Another true sisterhood moment happened at Miss Madison-Capital City 2015, when I realized I forgot all of my make-up in a different bag which I had left back at the hotel because I didn’t need that bag. Thankfully a dear friend of mine, Tara Pizer, another contestant that day who just so happened to be my Miss Wisconsin 2014 roommate, let me borrow her make-up. You are the best!

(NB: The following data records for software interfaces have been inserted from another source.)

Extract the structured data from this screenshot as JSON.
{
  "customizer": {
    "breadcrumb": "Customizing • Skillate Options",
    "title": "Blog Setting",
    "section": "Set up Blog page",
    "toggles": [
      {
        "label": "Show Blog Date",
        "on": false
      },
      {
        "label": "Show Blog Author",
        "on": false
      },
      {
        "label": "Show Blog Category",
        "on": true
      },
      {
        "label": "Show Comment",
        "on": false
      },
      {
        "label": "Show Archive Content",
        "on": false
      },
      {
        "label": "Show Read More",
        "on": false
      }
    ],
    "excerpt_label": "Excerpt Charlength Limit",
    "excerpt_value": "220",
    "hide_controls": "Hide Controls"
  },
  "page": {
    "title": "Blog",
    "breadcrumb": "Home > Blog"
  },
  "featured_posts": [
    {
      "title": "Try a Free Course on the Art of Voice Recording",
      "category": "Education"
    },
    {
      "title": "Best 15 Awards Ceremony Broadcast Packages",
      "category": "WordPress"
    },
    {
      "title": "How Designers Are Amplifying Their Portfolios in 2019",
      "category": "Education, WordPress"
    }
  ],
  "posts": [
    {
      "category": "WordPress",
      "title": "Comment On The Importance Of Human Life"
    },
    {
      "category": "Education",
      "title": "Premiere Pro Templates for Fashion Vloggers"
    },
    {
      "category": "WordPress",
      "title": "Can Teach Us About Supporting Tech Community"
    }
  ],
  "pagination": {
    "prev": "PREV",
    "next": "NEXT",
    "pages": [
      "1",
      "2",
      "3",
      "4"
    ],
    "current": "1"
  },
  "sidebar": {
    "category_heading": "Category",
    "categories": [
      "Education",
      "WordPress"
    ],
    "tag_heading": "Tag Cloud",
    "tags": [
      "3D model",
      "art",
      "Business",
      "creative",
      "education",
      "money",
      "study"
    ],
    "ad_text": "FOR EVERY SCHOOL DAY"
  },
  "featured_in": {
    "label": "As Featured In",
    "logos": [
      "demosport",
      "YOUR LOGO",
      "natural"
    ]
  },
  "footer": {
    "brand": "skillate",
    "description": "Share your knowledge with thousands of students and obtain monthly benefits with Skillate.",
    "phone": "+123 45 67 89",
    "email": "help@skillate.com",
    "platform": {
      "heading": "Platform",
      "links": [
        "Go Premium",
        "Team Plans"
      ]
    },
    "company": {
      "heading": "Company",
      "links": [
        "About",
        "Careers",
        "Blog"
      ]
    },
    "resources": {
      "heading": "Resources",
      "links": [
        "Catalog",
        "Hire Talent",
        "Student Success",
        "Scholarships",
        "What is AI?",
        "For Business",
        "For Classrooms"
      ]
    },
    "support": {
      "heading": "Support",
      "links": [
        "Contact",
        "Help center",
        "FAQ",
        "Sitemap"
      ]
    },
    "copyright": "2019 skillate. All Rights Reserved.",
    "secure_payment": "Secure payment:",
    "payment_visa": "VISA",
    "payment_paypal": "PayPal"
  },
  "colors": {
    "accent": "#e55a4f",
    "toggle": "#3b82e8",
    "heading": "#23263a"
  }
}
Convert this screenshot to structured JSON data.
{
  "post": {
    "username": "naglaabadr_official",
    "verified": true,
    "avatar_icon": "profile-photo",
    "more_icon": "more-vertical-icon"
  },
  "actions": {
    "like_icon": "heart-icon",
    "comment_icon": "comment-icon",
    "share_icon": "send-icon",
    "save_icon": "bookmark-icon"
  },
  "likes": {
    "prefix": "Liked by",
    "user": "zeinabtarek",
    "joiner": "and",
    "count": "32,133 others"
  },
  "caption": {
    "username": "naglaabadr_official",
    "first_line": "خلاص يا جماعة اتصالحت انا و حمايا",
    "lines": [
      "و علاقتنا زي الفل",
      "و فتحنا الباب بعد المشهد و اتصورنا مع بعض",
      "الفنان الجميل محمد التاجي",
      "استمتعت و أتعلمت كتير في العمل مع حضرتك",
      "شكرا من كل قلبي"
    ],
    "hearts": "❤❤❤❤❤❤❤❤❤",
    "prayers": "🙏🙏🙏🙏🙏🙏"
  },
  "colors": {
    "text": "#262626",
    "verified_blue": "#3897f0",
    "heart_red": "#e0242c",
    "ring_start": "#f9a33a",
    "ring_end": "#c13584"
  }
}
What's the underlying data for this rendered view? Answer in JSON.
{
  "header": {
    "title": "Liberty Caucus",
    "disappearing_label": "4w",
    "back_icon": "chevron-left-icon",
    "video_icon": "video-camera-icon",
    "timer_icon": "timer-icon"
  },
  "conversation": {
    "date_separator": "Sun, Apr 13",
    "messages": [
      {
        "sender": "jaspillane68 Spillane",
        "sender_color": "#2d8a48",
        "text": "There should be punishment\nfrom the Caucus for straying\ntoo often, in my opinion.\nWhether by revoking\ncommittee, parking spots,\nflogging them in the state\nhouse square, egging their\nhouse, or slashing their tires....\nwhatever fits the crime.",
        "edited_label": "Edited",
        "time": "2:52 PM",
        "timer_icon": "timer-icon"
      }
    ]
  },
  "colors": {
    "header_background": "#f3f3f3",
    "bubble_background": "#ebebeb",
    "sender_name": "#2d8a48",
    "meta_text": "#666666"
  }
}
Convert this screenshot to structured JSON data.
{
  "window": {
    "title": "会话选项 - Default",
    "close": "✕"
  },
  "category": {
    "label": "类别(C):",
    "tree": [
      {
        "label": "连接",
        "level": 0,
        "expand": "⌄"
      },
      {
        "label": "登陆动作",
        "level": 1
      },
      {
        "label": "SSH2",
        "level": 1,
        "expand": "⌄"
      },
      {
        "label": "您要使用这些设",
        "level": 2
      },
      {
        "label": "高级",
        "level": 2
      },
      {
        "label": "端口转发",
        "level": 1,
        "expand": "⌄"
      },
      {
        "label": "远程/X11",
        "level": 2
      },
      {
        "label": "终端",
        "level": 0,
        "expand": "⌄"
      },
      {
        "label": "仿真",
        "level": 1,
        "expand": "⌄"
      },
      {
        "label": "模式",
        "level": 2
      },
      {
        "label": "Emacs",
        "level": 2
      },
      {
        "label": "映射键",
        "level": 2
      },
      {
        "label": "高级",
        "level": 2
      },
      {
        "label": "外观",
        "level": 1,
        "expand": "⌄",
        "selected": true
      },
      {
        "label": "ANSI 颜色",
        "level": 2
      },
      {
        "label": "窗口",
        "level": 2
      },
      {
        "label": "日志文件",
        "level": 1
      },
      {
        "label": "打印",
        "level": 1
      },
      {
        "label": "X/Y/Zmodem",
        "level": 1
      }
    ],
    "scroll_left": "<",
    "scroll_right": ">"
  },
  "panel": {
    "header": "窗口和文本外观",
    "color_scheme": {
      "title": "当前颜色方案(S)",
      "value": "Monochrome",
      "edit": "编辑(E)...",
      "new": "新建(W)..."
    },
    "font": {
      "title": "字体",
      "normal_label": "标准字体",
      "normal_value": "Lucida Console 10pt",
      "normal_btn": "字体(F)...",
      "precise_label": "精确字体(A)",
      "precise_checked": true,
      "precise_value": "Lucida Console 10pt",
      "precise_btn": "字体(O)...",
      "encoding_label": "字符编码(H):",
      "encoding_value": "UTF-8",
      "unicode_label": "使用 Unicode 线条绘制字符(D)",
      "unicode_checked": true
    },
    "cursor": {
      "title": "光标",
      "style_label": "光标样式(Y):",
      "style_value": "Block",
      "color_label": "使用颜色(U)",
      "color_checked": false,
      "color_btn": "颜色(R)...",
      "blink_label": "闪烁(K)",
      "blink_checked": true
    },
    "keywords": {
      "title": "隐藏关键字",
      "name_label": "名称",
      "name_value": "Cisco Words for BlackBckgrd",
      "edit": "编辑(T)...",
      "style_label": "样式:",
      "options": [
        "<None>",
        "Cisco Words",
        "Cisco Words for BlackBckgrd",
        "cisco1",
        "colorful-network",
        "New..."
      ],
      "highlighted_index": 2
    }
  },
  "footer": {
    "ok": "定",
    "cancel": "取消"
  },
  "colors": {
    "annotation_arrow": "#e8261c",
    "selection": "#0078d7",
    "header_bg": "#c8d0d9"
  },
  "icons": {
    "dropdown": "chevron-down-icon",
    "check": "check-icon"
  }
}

As I prepared for Miss Wisconsin 2013, 2014, and 2015 there were countless women who helped me along the way. From Kristina (Smaby) Schoh (Miss La Crosse/Oktoberfest 2006 and Miss Wisconsin 2009) and Elizabeth Smaby helping me with mock interviews to providing me with wardrobe advice. I owe a thank you to Katie Marti for sharing her own experiences and outlook with me, Kate (Gorman) Sweasy for passionately exuding the true characteristics of this program, and Paula Kuiper, for always being authentic and never losing sight the bigger picture. I also don’t know where I would be without Miss Annie Skogen. Although she’s younger than me, I look up to her in so many ways. She’s a remarkably poised young lady, an outstanding dancer, and the most amazing younger sister I never had. Thank you Annie for always giving me constructive criticism when I ask for it, helping me choreograph my talent routines, and supporting me as I continue to reach for my dream of serving the state as Miss Wisconsin. There are so many women that have entered my life thanks to my involvement with The Miss America Organization and it would be nearly impossible to give credit to each and every one of them because this blog post would be pages upon pages long. In the simplest terms, thank you to all of YOU; the past titleholders, present titleholders (the Miss Wisconsin classes of 2013, 2014, and 2015), and woman I have had the pleasure of competing with and meeting throughout my journey thus far. Each of you have helped to influence my experience for the better and for that, I am forever grateful.
Bottom line is that The Miss America Organization is a sisterhood, use your resources. I can guarantee that if you reach out the women involved in this program they will be more than willing to help you in any way possible. Whether you are a past titleholder, current titleholder, or maybe you are passionately pursuing your first title within the MAO; take the time to learn from and help the women around you. This program is incredible but it’s the relationships you form with your “sisters” that make it a truly life-changing experience.